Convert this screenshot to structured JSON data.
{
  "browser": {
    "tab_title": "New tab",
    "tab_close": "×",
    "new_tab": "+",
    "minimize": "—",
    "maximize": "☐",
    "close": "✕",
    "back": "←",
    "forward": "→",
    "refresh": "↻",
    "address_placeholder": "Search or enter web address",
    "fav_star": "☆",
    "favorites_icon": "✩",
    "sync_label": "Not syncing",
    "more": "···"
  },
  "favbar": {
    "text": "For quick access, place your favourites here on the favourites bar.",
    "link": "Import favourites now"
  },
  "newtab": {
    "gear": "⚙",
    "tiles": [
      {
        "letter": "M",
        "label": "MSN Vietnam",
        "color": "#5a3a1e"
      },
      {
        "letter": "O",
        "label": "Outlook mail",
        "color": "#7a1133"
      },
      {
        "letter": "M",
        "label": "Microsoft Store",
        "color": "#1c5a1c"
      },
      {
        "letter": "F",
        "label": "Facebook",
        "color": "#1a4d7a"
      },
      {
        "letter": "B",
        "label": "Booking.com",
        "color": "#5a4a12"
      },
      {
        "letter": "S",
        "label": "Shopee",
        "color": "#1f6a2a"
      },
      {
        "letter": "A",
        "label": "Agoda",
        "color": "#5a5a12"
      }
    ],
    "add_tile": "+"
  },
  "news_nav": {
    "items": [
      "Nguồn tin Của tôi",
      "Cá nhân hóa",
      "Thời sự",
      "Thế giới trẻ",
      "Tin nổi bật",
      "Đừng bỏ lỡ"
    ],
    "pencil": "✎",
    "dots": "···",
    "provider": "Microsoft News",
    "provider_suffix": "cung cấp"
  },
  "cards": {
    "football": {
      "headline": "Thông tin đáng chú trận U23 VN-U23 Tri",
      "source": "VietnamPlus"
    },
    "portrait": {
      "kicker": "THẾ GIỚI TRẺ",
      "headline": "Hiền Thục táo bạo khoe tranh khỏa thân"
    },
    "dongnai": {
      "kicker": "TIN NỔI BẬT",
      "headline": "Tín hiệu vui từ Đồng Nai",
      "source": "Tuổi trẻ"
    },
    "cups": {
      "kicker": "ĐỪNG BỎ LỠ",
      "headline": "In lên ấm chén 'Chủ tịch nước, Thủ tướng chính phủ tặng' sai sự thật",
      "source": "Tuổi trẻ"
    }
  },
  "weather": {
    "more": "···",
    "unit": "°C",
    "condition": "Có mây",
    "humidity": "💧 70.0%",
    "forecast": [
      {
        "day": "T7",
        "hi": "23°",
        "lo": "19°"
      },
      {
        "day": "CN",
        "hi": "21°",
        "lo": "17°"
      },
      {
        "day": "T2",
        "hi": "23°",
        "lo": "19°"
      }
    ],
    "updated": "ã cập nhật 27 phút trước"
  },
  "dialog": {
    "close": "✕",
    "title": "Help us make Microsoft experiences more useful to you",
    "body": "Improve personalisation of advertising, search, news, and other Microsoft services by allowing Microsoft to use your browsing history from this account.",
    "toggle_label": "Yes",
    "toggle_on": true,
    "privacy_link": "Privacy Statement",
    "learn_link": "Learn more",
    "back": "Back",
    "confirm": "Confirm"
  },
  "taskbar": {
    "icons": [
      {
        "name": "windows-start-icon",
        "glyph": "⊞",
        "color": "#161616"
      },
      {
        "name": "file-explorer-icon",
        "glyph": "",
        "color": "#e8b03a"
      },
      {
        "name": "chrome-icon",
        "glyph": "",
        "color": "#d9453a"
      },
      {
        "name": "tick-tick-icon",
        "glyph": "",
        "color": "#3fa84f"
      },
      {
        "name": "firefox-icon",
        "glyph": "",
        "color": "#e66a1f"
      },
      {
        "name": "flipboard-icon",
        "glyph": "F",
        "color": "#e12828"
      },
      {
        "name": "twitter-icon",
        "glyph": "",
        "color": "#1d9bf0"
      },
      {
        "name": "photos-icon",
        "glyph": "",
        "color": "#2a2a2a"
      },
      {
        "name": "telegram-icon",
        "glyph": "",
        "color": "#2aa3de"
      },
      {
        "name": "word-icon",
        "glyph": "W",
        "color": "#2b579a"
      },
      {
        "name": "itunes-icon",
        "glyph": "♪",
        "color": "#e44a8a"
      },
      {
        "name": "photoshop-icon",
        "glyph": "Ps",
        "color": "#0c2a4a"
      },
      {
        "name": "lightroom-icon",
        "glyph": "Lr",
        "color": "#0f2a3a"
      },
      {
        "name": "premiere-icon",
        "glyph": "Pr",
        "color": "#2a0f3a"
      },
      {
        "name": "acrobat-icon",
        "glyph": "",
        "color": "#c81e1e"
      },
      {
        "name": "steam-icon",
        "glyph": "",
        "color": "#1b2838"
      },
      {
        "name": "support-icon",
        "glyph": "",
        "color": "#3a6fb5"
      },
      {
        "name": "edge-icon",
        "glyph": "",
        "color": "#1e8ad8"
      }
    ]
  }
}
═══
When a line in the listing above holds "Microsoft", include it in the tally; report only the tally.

Written response: 4